== DATA FOR PROCESSING ==

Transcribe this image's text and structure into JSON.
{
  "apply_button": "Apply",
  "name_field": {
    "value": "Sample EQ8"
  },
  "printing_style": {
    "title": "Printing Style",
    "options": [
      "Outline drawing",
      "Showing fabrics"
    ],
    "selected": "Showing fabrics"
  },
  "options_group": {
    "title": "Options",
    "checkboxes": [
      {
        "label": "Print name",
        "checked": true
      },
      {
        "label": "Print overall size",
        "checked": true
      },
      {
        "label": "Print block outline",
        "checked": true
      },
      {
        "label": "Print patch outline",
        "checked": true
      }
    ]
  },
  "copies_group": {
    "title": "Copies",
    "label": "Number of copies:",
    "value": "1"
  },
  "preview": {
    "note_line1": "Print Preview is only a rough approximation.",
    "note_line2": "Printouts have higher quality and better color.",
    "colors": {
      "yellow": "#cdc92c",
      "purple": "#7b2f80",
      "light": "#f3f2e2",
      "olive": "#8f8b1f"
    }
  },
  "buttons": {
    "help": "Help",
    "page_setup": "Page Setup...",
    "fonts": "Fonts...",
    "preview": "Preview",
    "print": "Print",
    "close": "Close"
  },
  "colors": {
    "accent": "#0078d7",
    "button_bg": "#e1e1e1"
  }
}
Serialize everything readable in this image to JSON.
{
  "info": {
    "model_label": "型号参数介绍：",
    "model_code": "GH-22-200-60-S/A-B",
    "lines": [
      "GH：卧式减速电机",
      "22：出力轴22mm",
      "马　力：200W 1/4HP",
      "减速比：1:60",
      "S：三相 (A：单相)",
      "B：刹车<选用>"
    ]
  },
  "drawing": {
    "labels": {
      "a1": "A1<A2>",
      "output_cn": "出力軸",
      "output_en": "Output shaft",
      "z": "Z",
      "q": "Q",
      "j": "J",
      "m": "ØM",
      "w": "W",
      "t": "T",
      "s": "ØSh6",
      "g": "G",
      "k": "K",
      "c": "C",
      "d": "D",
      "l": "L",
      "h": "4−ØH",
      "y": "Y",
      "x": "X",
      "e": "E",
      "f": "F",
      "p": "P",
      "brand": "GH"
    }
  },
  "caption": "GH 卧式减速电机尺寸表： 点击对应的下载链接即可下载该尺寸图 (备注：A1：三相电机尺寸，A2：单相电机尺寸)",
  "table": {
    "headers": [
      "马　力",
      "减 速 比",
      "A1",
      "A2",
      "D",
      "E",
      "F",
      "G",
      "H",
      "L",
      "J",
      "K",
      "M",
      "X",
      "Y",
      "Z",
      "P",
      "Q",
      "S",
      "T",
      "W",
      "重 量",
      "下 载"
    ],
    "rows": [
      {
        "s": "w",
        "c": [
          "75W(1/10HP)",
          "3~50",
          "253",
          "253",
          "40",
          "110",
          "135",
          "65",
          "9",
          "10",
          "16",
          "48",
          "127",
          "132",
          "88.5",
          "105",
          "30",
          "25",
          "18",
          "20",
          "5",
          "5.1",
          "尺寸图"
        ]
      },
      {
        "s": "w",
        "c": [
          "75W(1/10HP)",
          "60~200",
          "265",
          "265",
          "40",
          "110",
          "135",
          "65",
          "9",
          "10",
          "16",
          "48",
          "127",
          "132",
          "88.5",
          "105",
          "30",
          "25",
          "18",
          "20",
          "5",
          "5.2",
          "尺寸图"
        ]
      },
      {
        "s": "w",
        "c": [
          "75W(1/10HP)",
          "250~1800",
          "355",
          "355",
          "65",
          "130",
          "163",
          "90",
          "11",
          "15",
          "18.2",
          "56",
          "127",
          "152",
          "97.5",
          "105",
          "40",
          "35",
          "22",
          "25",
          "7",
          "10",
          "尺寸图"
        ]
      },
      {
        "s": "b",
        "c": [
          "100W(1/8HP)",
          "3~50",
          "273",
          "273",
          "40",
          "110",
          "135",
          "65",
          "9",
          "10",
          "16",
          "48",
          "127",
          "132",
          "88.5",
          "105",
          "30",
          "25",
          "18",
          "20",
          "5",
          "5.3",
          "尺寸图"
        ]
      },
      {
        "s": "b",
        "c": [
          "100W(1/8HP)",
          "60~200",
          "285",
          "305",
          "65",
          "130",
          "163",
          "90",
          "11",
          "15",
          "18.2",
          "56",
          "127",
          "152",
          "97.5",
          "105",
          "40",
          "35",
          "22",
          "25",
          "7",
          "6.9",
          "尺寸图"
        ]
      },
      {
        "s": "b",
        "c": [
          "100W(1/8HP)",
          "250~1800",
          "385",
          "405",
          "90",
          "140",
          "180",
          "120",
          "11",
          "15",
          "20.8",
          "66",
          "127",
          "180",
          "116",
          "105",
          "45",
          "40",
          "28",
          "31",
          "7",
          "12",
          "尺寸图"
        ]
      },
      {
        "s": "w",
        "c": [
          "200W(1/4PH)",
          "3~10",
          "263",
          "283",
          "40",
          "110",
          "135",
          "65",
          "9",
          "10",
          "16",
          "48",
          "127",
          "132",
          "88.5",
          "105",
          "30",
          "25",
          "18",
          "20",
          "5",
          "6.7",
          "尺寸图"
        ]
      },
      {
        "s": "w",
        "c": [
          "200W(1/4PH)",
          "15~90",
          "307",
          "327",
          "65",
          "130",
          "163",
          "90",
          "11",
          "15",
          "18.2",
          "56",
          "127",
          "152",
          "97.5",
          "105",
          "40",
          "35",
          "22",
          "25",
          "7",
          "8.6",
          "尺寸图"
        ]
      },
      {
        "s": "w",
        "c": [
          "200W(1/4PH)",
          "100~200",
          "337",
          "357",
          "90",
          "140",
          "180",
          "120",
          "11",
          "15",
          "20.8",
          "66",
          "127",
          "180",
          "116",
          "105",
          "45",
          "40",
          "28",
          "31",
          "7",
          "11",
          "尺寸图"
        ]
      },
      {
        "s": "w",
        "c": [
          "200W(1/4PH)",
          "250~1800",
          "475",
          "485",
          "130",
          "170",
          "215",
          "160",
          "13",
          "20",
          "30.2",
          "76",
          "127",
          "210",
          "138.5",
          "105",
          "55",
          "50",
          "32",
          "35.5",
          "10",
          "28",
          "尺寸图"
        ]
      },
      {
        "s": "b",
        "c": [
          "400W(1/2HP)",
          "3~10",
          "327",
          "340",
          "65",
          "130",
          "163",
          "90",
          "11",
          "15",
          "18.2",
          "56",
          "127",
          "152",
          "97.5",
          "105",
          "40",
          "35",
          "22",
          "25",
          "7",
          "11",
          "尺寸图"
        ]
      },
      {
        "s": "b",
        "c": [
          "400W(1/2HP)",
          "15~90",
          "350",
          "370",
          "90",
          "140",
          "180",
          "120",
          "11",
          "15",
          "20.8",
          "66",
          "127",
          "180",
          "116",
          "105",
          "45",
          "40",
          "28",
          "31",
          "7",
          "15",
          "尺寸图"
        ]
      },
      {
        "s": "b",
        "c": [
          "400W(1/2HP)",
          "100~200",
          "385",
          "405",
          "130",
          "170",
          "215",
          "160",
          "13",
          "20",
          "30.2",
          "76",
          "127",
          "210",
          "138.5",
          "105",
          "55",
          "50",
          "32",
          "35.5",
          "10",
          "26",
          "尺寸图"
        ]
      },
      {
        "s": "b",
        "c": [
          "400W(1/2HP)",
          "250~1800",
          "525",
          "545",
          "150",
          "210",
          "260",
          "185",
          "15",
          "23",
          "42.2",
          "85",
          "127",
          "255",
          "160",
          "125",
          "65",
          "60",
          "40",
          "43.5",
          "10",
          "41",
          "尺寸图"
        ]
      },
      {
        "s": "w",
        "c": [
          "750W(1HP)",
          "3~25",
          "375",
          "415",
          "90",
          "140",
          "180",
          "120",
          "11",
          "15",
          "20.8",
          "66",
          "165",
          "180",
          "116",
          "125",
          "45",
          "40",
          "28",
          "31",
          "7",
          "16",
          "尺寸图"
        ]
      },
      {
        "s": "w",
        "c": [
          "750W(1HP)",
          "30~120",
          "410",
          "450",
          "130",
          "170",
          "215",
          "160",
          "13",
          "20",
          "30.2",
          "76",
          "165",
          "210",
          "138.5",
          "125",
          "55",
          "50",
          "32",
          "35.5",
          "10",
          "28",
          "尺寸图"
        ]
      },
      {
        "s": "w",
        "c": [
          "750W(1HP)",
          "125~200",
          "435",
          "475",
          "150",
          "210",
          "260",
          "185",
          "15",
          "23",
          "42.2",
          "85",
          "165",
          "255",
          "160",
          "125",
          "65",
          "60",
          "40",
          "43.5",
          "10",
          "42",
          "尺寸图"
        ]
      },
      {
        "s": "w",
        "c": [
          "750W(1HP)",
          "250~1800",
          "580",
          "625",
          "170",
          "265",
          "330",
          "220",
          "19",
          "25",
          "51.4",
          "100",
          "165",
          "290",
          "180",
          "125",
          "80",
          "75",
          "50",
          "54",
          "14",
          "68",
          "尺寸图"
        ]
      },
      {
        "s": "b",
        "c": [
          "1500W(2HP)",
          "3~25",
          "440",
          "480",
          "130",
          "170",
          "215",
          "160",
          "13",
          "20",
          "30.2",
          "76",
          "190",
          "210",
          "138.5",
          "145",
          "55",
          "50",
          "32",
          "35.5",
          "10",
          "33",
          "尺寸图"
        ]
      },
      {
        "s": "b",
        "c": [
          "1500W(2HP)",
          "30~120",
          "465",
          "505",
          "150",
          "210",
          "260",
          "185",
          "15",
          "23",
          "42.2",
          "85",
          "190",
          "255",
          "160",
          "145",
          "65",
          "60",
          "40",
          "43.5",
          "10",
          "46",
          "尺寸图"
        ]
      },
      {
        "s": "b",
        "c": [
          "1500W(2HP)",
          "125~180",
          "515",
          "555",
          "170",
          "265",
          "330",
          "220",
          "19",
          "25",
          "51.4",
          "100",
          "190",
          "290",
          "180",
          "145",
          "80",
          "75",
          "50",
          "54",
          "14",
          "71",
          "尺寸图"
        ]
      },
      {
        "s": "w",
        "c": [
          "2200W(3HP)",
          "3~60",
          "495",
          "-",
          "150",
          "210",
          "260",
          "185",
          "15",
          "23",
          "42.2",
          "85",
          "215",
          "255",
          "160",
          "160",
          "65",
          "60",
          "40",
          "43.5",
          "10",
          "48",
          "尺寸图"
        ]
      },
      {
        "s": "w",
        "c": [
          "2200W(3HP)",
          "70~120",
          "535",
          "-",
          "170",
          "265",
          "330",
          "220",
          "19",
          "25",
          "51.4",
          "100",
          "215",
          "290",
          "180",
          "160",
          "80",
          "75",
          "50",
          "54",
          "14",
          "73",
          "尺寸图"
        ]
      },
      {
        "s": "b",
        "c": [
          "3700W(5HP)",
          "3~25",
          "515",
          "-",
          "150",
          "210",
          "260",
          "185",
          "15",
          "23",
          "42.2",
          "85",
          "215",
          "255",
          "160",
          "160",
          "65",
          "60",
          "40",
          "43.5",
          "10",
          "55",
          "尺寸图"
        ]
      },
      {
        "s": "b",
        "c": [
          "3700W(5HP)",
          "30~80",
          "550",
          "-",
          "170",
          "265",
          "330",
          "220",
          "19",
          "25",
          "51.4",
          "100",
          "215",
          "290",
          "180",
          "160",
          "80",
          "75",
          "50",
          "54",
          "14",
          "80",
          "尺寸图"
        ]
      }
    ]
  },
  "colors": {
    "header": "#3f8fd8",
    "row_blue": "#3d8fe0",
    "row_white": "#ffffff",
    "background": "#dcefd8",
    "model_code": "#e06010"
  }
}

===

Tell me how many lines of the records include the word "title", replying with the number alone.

» REPLY
3